Sugar is villanized, and rightly so, as a significant contributor to our chronic disease health crisis. Many include cancer, the second leading cause of death in the US, among the diseases that may be caused by excessive sugar consumption. Contrary to what is commonly circulated on the internet, however, information from the American Cancer Society and the National Cancer Institute state that sugar has not been shown to have a direct role in cancer development. While a direct role has not been well-established, some evidence suggests there may be a link between sugar and cancer that still warrants consideration.
Many that claim a direct link between sugar and cancer cite evidence that cancer uses glucose, a type of sugar, as its primary fuel source. While evidence from scientific studies does suggest cancer primarily uses glucose, the current scientific opinion is that the glucose did not cause the cancer to form, but the use of glucose as a fuel source is simply an adaptation of all fast growing cells. To support their rapid growth, cancer cells have been shown to alter their processing of glucose to one that doesn’t rely on oxygen. This allows the cell to more quickly convert the glucose into a usable form of energy to support their rapid growth. Glucose didn’t cause the cancer, cancer simply adapted to prefer glucose as a fuel source.
The inevitable question then is, could you starve cancer by depriving it of glucose? Possibly. Unfortunately, all carbohydrate, this includes whole grains, fruits, and starchy vegetables, is converted into glucose and could be used as fuel for cancer growth. All carbohydrate would need to be eliminated from the diet, not just sugar, to have any notable effect on cancer growth. There is interest in a dietary approach to cancer treatment known as the ketogenic diet which does just that. Following the ketogenic diet, individuals consume primarily meats and oils to avoid carbohydrate. Currently it has not been investigated sufficiently to determine efficacy or safety, however, and it may be difficult for many to follow.
The possible sugar cancer connection may lie in is sugar’s role in the development of obesity. While there are a variety of contributors to obesity, it is generally accepted that excess sugar intake may be a prime contributor to its development. Obesity is estimated to be responsible for 4% of cancer in men and 7% in women according to National Cancer Institute data. There especially seems to be a large correlation between estrogen-positive cancers, like breast and endometrial cancer, and obesity, possibly explaining the larger burden of obesity on cancer development among women. Fat cells release a variety of hormones, one of which is estrogen. The excessive amounts of estrogen produced during obesity may increase the risk of estrogen positive cancers. Other hormones produced by fat cells are also thought to possibly play a role in cancer development.

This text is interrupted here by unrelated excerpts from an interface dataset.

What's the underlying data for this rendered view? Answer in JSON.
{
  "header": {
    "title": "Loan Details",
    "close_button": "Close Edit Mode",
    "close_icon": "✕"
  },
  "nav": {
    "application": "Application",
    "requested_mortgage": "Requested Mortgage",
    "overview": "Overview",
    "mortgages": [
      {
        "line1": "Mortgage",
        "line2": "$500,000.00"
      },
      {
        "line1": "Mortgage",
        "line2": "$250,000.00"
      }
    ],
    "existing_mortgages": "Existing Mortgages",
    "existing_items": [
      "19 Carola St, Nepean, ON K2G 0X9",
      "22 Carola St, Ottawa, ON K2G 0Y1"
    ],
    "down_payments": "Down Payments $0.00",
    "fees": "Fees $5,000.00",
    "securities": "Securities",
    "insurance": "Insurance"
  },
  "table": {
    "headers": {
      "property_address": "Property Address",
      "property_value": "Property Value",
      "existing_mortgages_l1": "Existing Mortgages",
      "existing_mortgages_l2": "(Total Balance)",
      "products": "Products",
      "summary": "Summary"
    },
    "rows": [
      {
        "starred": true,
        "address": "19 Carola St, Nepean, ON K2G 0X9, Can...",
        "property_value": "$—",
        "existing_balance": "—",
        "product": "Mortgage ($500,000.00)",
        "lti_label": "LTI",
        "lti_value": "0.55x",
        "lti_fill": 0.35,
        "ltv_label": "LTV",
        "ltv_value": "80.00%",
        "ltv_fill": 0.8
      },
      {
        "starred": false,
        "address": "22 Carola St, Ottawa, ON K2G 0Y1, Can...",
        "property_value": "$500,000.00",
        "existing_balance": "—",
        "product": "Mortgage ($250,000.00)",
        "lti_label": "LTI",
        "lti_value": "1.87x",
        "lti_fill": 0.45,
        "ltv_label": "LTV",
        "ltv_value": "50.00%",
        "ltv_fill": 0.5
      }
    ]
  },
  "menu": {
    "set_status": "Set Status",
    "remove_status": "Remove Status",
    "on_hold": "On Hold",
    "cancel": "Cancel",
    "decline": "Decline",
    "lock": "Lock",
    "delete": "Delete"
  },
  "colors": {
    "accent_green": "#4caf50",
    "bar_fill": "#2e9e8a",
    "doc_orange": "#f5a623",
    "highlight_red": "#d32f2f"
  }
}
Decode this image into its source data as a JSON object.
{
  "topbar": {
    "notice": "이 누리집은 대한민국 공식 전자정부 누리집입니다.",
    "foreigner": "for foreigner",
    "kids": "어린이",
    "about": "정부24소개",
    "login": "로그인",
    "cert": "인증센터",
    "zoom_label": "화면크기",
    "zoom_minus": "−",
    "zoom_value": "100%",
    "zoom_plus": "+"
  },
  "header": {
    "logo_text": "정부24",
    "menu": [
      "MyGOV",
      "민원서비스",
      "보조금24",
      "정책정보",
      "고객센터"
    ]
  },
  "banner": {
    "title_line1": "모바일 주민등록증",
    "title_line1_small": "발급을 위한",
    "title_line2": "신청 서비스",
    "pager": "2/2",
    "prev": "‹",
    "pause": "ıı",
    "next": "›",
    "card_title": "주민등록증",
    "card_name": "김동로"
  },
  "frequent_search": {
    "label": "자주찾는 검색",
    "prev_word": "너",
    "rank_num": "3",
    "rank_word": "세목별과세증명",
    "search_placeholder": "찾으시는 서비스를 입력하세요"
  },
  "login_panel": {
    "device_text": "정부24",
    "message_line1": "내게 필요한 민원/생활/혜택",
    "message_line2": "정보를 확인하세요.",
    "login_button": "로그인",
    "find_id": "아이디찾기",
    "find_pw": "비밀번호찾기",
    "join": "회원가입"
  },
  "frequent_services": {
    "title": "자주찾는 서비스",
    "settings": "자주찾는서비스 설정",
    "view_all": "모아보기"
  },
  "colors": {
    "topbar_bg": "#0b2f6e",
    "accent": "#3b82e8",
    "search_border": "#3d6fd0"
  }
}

Type 2 diabetes, an obesity-related disease often associated with excess sugar consumption according to some research, could be a risk factor for many types of cancer and may be another link between sugar and cancer. The reason for this association is not clear; but some evidence suggests that high insulin levels, as well as other metabolic changes associated with diabetes, may contribute to the development and progression of cancer. Type 2 diabetes, and obesity in general, are also associated with increased inflammation in the body, which could also contribute to the development of cancer according to some research.
Looking for additional reasons to kick the sugar habit this holiday season? Remember the potential role of sugar in cancer development. While the delectable holiday treats and feasts may be tempting, eat sugary foods in moderation. In addition to limiting sugar, implement other elements of a healthy lifestyle, such as exercise, a balanced diet, and stress management, to help maintain a healthy weight.
By Ron Beckstrom, MS, RD, HFS
Genesis PURE Product and Research Specialist
This blog and its contents are provided for nutrition information purposes only and does not constitute medical advice. The information and topics may not apply to every individual and sometimes are based on alternative healthy philosophies rather than traditional scientific views. Always seek the advice of a qualified health provider with any health or nutrition concerns you may have. The information in this article is not intended to promote any specific product, or for the prevention or treatment of any disease and should not be a substitution any medical needs or advice.